Week in review: Of Internet privacy and police

Survey finds that police want backdoor to ISP customer data, while the U.S. government worries about cyberattacks. Also: Toyota's electronic woes.

A paper warrant is nice for obtaining private Internet communications, but police want something a bit quicker.

Cybercrime investigators--frustrated by the speed of traditional methods of faxing, mailing, or e-mailing companies these documents--are pushing for the creation of a national Web interface linking police computers with those of Internet and e-mail providers so requests can be sent and received electronically.

CNET has reviewed a survey released at a federal task force meeting that says law enforcement agencies are virtually unanimous in calling for such an interface to be created.
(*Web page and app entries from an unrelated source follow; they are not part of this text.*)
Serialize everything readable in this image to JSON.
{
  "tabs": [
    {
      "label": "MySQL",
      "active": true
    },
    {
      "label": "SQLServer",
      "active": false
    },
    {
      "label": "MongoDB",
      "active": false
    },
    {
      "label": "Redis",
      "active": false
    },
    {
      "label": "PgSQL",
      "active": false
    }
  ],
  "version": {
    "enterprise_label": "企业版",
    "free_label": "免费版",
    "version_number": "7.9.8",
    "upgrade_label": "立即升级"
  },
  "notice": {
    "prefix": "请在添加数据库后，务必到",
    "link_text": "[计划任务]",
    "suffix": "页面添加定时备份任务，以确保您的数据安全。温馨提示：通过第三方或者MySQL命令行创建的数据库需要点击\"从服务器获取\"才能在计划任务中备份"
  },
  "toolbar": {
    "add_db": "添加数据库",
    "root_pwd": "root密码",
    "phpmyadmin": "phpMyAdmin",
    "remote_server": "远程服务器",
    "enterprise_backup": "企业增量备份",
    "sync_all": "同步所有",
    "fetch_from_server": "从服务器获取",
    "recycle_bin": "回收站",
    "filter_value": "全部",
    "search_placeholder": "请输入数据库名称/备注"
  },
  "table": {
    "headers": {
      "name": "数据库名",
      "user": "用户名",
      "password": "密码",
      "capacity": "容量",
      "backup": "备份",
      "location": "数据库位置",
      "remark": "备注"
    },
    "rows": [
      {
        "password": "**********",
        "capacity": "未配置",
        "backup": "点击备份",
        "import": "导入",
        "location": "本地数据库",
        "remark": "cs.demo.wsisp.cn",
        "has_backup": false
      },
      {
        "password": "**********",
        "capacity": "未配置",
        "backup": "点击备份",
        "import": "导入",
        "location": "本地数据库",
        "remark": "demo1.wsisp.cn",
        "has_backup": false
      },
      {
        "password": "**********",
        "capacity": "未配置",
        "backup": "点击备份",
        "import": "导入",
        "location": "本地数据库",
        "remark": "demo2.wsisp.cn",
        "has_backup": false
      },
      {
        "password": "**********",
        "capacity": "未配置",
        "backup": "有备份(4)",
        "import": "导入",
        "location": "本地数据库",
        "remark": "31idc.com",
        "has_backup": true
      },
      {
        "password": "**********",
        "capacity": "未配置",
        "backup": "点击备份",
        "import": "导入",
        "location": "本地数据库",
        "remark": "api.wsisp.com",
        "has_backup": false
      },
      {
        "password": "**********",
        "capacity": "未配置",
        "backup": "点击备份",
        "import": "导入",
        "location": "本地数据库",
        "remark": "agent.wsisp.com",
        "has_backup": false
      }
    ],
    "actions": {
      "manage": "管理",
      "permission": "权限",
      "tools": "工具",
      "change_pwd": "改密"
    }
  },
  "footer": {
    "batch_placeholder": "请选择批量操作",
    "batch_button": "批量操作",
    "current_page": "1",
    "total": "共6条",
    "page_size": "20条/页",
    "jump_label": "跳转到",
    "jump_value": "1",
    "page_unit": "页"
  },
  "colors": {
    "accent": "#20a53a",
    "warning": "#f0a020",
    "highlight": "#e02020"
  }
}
Eighty-nine percent of police surveyed, it says, want to be able to "exchange legal process requests and responses to legal process" through an encrypted, police-only "nationwide computer network."

Police survey provides glimpse of Net-surveillance figures

A relatively small group of 100 police working on Internet investigations reports submitting as many as 22,800 legal requests for information a year to Internet providers.
•  FBI wants records kept of Web sites visited
•  Mozilla weighs privacy warnings for Web pages
•  Report: Google, NSA talk defense partnership
•  Government warns of looming cyberthreats
•  U.S. House passes cybersecurity research bill
•  Billions to be spent on smart-grid cybersecurity

More headlines

Toyota's latest woes may be hard-wired

As the world's largest automaker recalls millions of cars to replace sticky accelerator pedals, safety questions arise related to car electronics.
•  Wozniak cites 'scary' Prius acceleration problem
•  A look inside a Toyota gas pedal

AT&T green-lights SlingPlayer on iPhone

After almost a year, the company is now allowing people to use the SlingPlayer app on the iPhone over its 3G wireless network.
•  Researcher warns of risks from rogue iPhone apps
•  Apple patch plugs iPhone, iPod Touch holes
•  Smartphone shipments hit record in 2009

Windows 7 market share tops 10 percent

The popular new operating system accounts for 1 in 10 computers accessing the Web, according to Net Applications.
•  Microsoft to patch 26 holes in Windows, Office
•  Tide turns against IE 6 as usage drops

Lawmakers grill execs over Comcast-NBC deal

U.S. senators and representatives hold hearings to question the executives of the cable giant and the media conglomerate about the proposed merger.
•  Could cable lose its grip on TV business?

Analyst: Apple will sell 8 million iPads by 2012

One industry analyst says Apple could sell 2 million iPads in 2010 and an additional six million in 2011.
•  Textbook publishers heading to iPad

'Avatar,' 'Star Trek,' 'District 9' get visual-effects Oscar nods

Although no one should be surprised about the three films that were nominated for visual effects, the folks behind '2012' are probably feeling pretty sore today.
•  'Avatar' Oscars could make Weta household name
•  Is 'Avatar' giving you the blues?

Cisco results signal economic recovery under way

John Chambers, CEO for the networking giant, said he saw positive results across the board and indicated the economic environment is improving globally.
•  Lenovo hits stride in third quarter
•  AOL beats Wall Street's low expectations
•  Sony sales, earnings bounce back
•  Comcast earnings ride broadband, voice subscriber gains

Google struggles with social skills

When it comes to social networking, Google has made one misstep after another. Now it's formed a 'Social Web Team' to try to straighten things out, once and for all.
•  New Facebook craze can violate terms of service
•  Social-networking spam hit business hard in '09
•  Blogging declines among teens, young adults
•  Study: Time spent on Web linked to depression

Also of note
•  Monster buys Yahoo's HotJobs for $225 million
•  Scientists discover dinosaur's true colors
•  6-year-old Holocaust victim has a Facebook page